City Processes Likely Defeat of Cheval Blanc Beverly Hills Project

The likely defeat of the proposed Cheval Blanc Beverly Hills hotel project in last week’s special election was a moment of great celebration for some residents and of profound disappointment for others.

The May 23 special election results reveal a razor thin margin of around 125 votes separating the approximately 49.10% of voters in favor of the project and the 50.90% against it. The election drew a 31.71% voter participation rate with 7,028 ballots recorded, per the first post-election ballot count update on May 26.

The Los Angeles County Registrar-Recorder/County Clerk is scheduled to certify the election during a final ballot count update on June 2, which may show slight changes in vote totals but is unlikely to shift the outcome.

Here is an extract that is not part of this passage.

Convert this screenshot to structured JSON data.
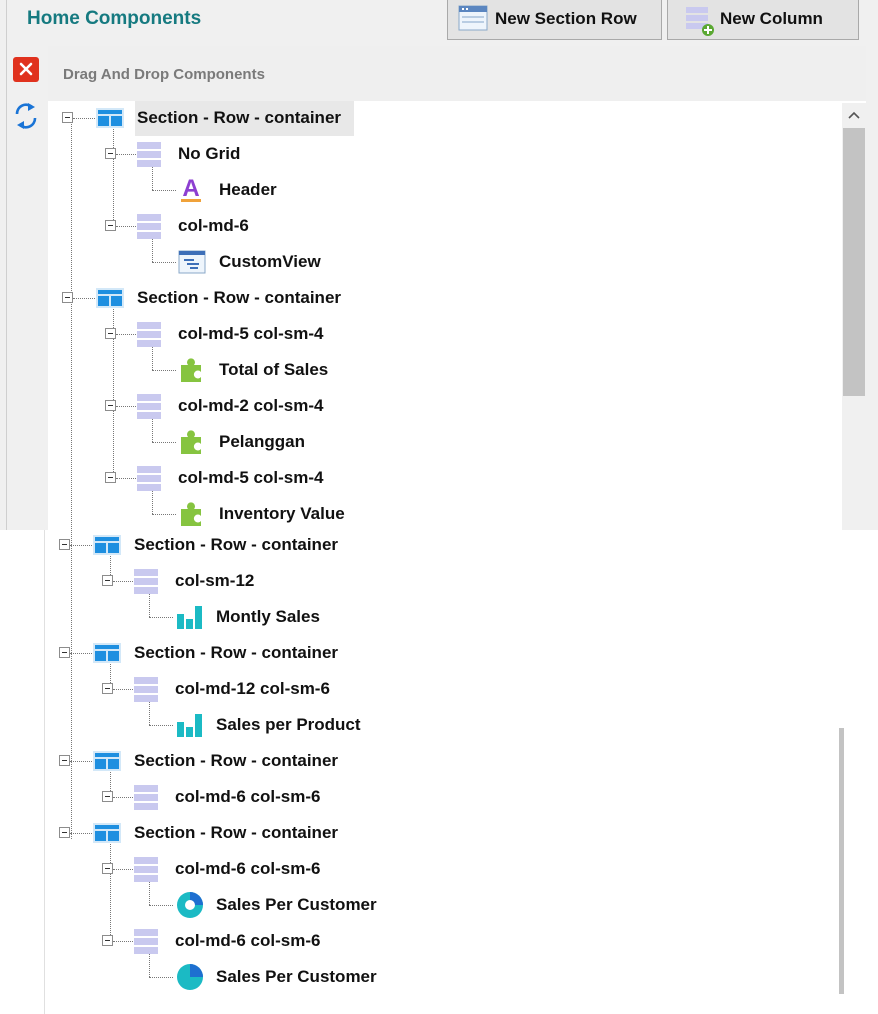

The ultra-luxurious development was proposed by LVMH Moët Hennessy Louis Vuitton and consisted of a nine-story hotel with 109 rooms, two restaurants and a private club on a 1.3-acre parcel of land on Rodeo Drive and S. Santa Monica Boulevard.

Supporters believed the glamorous project would elevate the city’s brand and praised the estimated $750 million in revenue it would generate for the city over 30 years. Detractors thought the mega development would disrupt the character of the neighborhood and clog up the roads, while some also criticized the fact that the development agreement didn’t require LVMH to fund affordable housing.

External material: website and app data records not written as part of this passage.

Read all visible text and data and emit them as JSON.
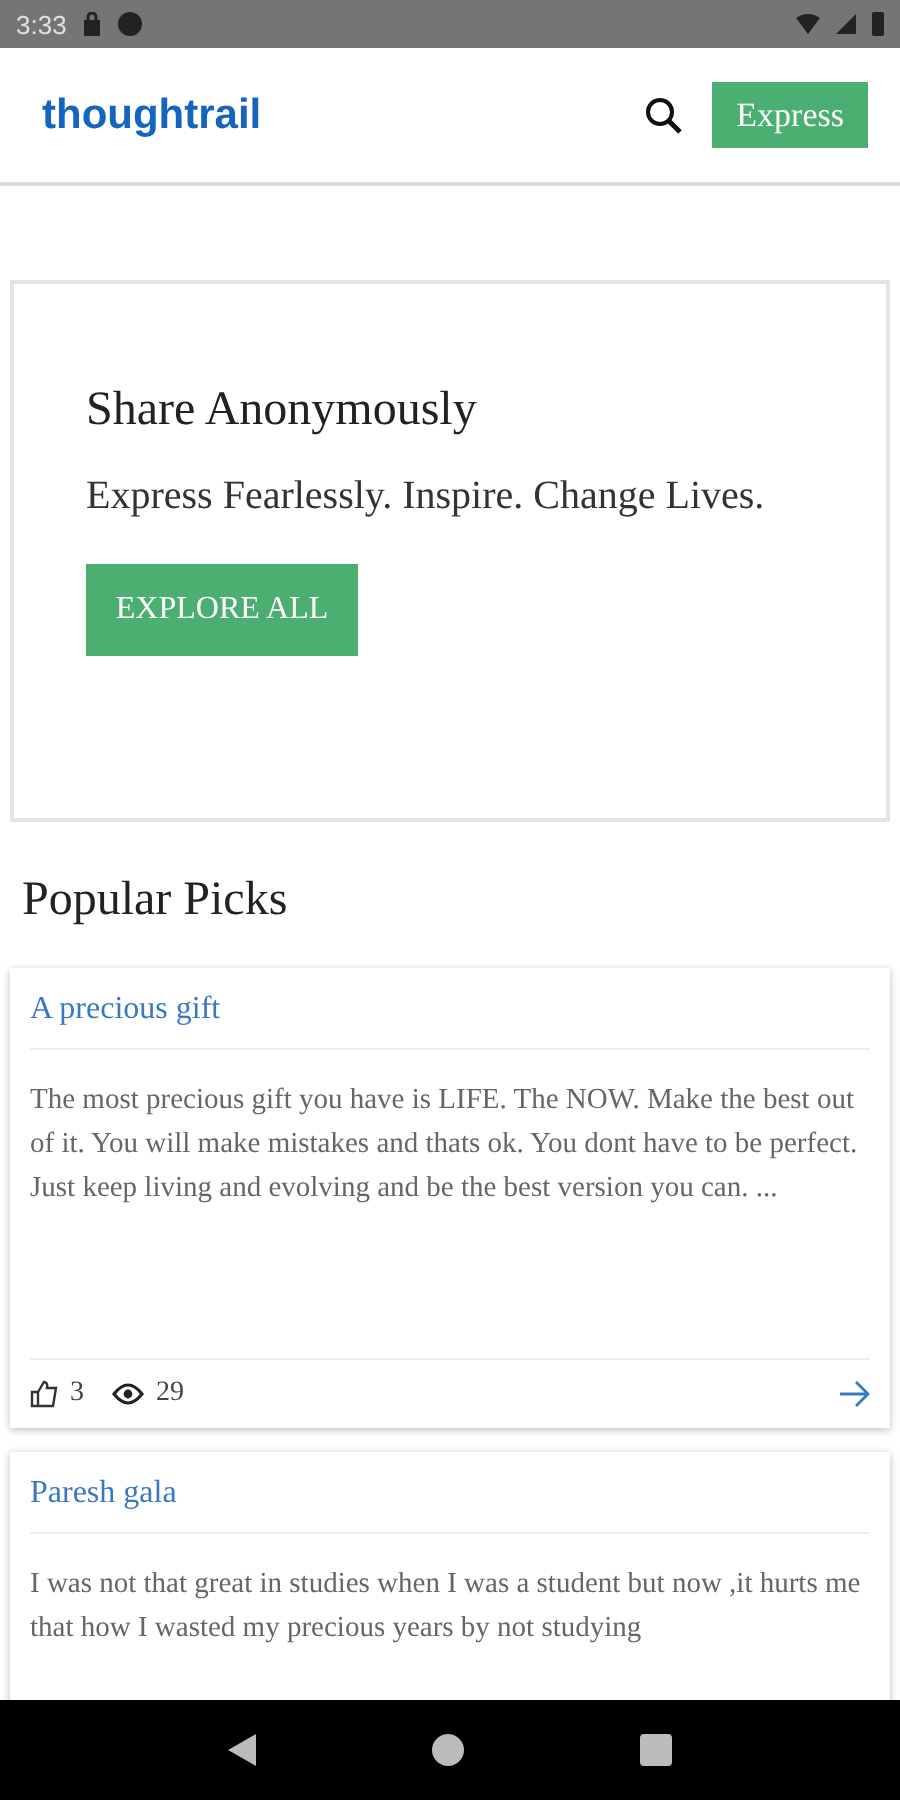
{
  "status_bar": {
    "time": "3:33"
  },
  "header": {
    "logo": "thoughtrail",
    "action": "Express"
  },
  "hero": {
    "title": "Share Anonymously",
    "subtitle": "Express Fearlessly. Inspire. Change Lives.",
    "button": "EXPLORE ALL"
  },
  "section_title": "Popular Picks",
  "posts": [
    {
      "title": "A precious gift",
      "excerpt": "The most precious gift you have is LIFE. The NOW. Make the best out of it. You will make mistakes and thats ok. You dont have to be perfect. Just keep living and evolving and be the best version you can. ...",
      "likes": "3",
      "views": "29"
    },
    {
      "title": "Paresh gala",
      "excerpt": "I was not that great in studies when I was a student but now ,it hurts me that how I wasted  my precious years by not studying"
    }
  ]
}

Representatives for the pro-Cheval Blanc ‘Yes on B&C’ campaign said on May 26 that if the final results confirm the defeat, they will not bring the hotel project back in any form.

This outcome was a blow for the four out of five Beverly Hills City Councilmembers who championed the project.

“I believe our community lost an incredible attraction to Rodeo Drive, one which would have provided additional funding for vital city services in the future,” Mayor Dr. Julian Gold told the Courier. “While there may be different views on this project, I believe this was a once in a lifetime lost opportunity.”

This sentiment was echoed by Councilmember Lili Bosse, who served as mayor when the council approved the project in November 2022 and was one of its biggest proponents.

“It is a devastating loss for Beverly Hills and the future generations of our city,” Bosse told the Courier. “I will forever be proud that I stood up for what I believe is best for the quality of life for our community that is our beloved home.”

Vice Mayor Lester Friedman told the Courier that arguments against the development agreement for the project were misguided.

“Any other city would have had to provide financial and monetary incentives to the developer for the opportunity to have the first Cheval Blanc hotel in North America,” he told the Courier. “The city’s negotiating team not only extracted $28 million up front from the developer but also, based upon conservative independent analysis, would stand to receive over $750 million over the next 30 years.”

With this $750 million no longer in the picture, Gold said the city will need to reassess its long-term financial planning in order to be able to continue supporting services at the level residents love and expect.

“Either you find a way to replace it (the revenue), which probably isn’t going to be so simple, or we are going to have to reduce something by that same amount of money,” he said.

Gold is also worried that the outcome of the special election will discourage other investors from bringing ambitious projects to the city.

“It’s a message to others to stay away from Beverly Hills, it’s a hard place to get stuff done,” he said.

Councilmember John Mirisch, the sole elected who sided with the “No on B&C” campaign, drew his own conclusions from the outcome.

“It’s a sign that many in our community didn’t allow themselves to be manipulated and that they saw through and rejected the arrogance and self-entitlement that fueled this project,” Mirisch told the Courier.

The lack of an affordable housing fund also figured prominently in the opposition to the project.

“We believe the city’s priorities should be building affordable housing and addressing the climate crisis, not changing development rules to make it easier to build luxury commercial projects,” said UNITE HERE Local 11 Co-President Kurt Petersen in a statement following the May 26 election update. That union was instrumental in gathering signatures on the petitions needed to launch the special election.

Gold told the Courier that while he supports building affordable housing, it would be irresponsible to fold such a specific request into a long-term development agreement.

“We’ve never done that, we’ve always left discretion on how we spend our money to the council,” he said. “There was no reason to earmark money today not knowing what the future is and how we would want to spend money in the future.”

Former Planning Commission Chair Peter Ostroff, who played a key role in evaluating the proposed project for the city, spoke to the Courier about opportunities missed. He pointed to the argument that the project would somehow sacrifice “community values” for the sake of a commercial brand. That argument was misguided, said Ostroff, though it may have ultimately had a hand in convincing voters to side against the hotel.

Ostroff noted that luxury brands help sustain “everything that’s special” about Beverly Hills—including its first-rate schools, police protection, fire protection and talented city staff—and pointed to the fact that 70% to 80% of the city’s revenue is provided by commercial activity.

“The value of the [LVMH] brand, which is tremendous, was going to be provided to residents,” said Ostroff. “Of every dollar spent in that hotel, 20 cents would go to the city of Beverly Hills and that was going to be all because of the brand.”